**Exercise directions**:
Your task is to print each entry exactly as written.

**Records for the task**:
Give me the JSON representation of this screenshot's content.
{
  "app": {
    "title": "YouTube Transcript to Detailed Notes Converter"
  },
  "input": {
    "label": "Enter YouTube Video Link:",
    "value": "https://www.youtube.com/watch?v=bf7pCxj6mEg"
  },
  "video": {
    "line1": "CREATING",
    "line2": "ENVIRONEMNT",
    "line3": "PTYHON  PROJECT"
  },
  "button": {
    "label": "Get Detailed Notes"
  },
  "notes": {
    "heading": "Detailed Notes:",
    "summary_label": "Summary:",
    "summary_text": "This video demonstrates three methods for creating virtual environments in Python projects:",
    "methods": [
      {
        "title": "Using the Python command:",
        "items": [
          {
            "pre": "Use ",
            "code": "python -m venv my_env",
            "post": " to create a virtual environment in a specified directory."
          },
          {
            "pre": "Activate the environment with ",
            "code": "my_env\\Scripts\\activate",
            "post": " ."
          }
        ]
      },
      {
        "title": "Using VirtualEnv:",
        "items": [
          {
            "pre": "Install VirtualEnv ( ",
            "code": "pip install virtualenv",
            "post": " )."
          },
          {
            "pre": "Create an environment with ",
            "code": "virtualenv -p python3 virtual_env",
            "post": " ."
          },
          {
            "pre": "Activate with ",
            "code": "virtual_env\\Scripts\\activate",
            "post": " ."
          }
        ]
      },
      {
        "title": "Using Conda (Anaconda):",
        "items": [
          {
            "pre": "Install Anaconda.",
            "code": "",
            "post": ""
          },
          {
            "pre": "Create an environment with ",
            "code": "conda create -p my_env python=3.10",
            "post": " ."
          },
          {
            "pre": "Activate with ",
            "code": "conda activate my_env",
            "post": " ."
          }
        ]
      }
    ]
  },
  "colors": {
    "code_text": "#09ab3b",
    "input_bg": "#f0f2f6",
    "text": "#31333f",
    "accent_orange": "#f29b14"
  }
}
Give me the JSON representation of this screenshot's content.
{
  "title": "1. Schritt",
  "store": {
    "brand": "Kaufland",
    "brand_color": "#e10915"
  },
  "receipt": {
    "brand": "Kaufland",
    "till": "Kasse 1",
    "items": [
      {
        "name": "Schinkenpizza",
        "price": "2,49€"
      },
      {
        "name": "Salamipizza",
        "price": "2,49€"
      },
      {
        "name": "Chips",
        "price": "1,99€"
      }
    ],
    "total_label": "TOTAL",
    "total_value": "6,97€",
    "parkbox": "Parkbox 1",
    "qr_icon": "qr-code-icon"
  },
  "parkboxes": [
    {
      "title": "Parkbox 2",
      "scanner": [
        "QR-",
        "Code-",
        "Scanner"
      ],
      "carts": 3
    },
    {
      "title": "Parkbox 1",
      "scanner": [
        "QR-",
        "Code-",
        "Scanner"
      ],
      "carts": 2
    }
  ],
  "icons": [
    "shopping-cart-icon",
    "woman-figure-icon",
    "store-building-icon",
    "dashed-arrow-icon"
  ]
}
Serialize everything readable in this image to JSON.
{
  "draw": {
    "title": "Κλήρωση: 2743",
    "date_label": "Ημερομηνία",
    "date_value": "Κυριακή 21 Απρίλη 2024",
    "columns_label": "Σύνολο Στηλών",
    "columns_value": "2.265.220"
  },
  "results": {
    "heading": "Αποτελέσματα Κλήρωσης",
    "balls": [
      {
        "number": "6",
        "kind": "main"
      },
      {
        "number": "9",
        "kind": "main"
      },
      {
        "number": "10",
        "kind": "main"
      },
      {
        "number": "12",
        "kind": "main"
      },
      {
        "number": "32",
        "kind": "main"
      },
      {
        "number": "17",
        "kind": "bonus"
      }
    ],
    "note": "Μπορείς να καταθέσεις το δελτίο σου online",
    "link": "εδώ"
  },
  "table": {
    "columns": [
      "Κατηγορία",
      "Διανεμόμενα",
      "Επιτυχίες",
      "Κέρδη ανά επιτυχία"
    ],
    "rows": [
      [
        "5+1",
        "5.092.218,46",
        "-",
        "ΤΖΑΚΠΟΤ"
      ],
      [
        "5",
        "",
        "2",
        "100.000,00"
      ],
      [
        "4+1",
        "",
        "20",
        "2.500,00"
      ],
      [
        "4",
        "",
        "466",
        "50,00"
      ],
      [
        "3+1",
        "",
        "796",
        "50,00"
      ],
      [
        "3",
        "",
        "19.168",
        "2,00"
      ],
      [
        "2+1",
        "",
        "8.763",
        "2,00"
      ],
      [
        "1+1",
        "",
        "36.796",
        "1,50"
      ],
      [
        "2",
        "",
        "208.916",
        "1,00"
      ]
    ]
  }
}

**Output for this task**:
Give me the JSON representation of this screenshot's content.
{
  "app": {
    "title": "YouTube Transcript to Detailed Notes Converter"
  },
  "input": {
    "label": "Enter YouTube Video Link:",
    "value": "https://www.youtube.com/watch?v=bf7pCxj6mEg"
  },
  "video": {
    "line1": "CREATING",
    "line2": "ENVIRONEMNT",
    "line3": "PTYHON  PROJECT"
  },
  "button": {
    "label": "Get Detailed Notes"
  },
  "notes": {
    "heading": "Detailed Notes:",
    "summary_label": "Summary:",
    "summary_text": "This video demonstrates three methods for creating virtual environments in Python projects:",
    "methods": [
      {
        "title": "Using the Python command:",
        "items": [
          {
            "pre": "Use ",
            "code": "python -m venv my_env",
            "post": " to create a virtual environment in a specified directory."
          },
          {
            "pre": "Activate the environment with ",
            "code": "my_env\\Scripts\\activate",
            "post": " ."
          }
        ]
      },
      {
        "title": "Using VirtualEnv:",
        "items": [
          {
            "pre": "Install VirtualEnv ( ",
            "code": "pip install virtualenv",
            "post": " )."
          },
          {
            "pre": "Create an environment with ",
            "code": "virtualenv -p python3 virtual_env",
            "post": " ."
          },
          {
            "pre": "Activate with ",
            "code": "virtual_env\\Scripts\\activate",
            "post": " ."
          }
        ]
      },
      {
        "title": "Using Conda (Anaconda):",
        "items": [
          {
            "pre": "Install Anaconda.",
            "code": "",
            "post": ""
          },
          {
            "pre": "Create an environment with ",
            "code": "conda create -p my_env python=3.10",
            "post": " ."
          },
          {
            "pre": "Activate with ",
            "code": "conda activate my_env",
            "post": " ."
          }
        ]
      }
    ]
  },
  "colors": {
    "code_text": "#09ab3b",
    "input_bg": "#f0f2f6",
    "text": "#31333f",
    "accent_orange": "#f29b14"
  }
}
Give me the JSON representation of this screenshot's content.
{
  "title": "1. Schritt",
  "store": {
    "brand": "Kaufland",
    "brand_color": "#e10915"
  },
  "receipt": {
    "brand": "Kaufland",
    "till": "Kasse 1",
    "items": [
      {
        "name": "Schinkenpizza",
        "price": "2,49€"
      },
      {
        "name": "Salamipizza",
        "price": "2,49€"
      },
      {
        "name": "Chips",
        "price": "1,99€"
      }
    ],
    "total_label": "TOTAL",
    "total_value": "6,97€",
    "parkbox": "Parkbox 1",
    "qr_icon": "qr-code-icon"
  },
  "parkboxes": [
    {
      "title": "Parkbox 2",
      "scanner": [
        "QR-",
        "Code-",
        "Scanner"
      ],
      "carts": 3
    },
    {
      "title": "Parkbox 1",
      "scanner": [
        "QR-",
        "Code-",
        "Scanner"
      ],
      "carts": 2
    }
  ],
  "icons": [
    "shopping-cart-icon",
    "woman-figure-icon",
    "store-building-icon",
    "dashed-arrow-icon"
  ]
}
Serialize everything readable in this image to JSON.
{
  "draw": {
    "title": "Κλήρωση: 2743",
    "date_label": "Ημερομηνία",
    "date_value": "Κυριακή 21 Απρίλη 2024",
    "columns_label": "Σύνολο Στηλών",
    "columns_value": "2.265.220"
  },
  "results": {
    "heading": "Αποτελέσματα Κλήρωσης",
    "balls": [
      {
        "number": "6",
        "kind": "main"
      },
      {
        "number": "9",
        "kind": "main"
      },
      {
        "number": "10",
        "kind": "main"
      },
      {
        "number": "12",
        "kind": "main"
      },
      {
        "number": "32",
        "kind": "main"
      },
      {
        "number": "17",
        "kind": "bonus"
      }
    ],
    "note": "Μπορείς να καταθέσεις το δελτίο σου online",
    "link": "εδώ"
  },
  "table": {
    "columns": [
      "Κατηγορία",
      "Διανεμόμενα",
      "Επιτυχίες",
      "Κέρδη ανά επιτυχία"
    ],
    "rows": [
      [
        "5+1",
        "5.092.218,46",
        "-",
        "ΤΖΑΚΠΟΤ"
      ],
      [
        "5",
        "",
        "2",
        "100.000,00"
      ],
      [
        "4+1",
        "",
        "20",
        "2.500,00"
      ],
      [
        "4",
        "",
        "466",
        "50,00"
      ],
      [
        "3+1",
        "",
        "796",
        "50,00"
      ],
      [
        "3",
        "",
        "19.168",
        "2,00"
      ],
      [
        "2+1",
        "",
        "8.763",
        "2,00"
      ],
      [
        "1+1",
        "",
        "36.796",
        "1,50"
      ],
      [
        "2",
        "",
        "208.916",
        "1,00"
      ]
    ]
  }
}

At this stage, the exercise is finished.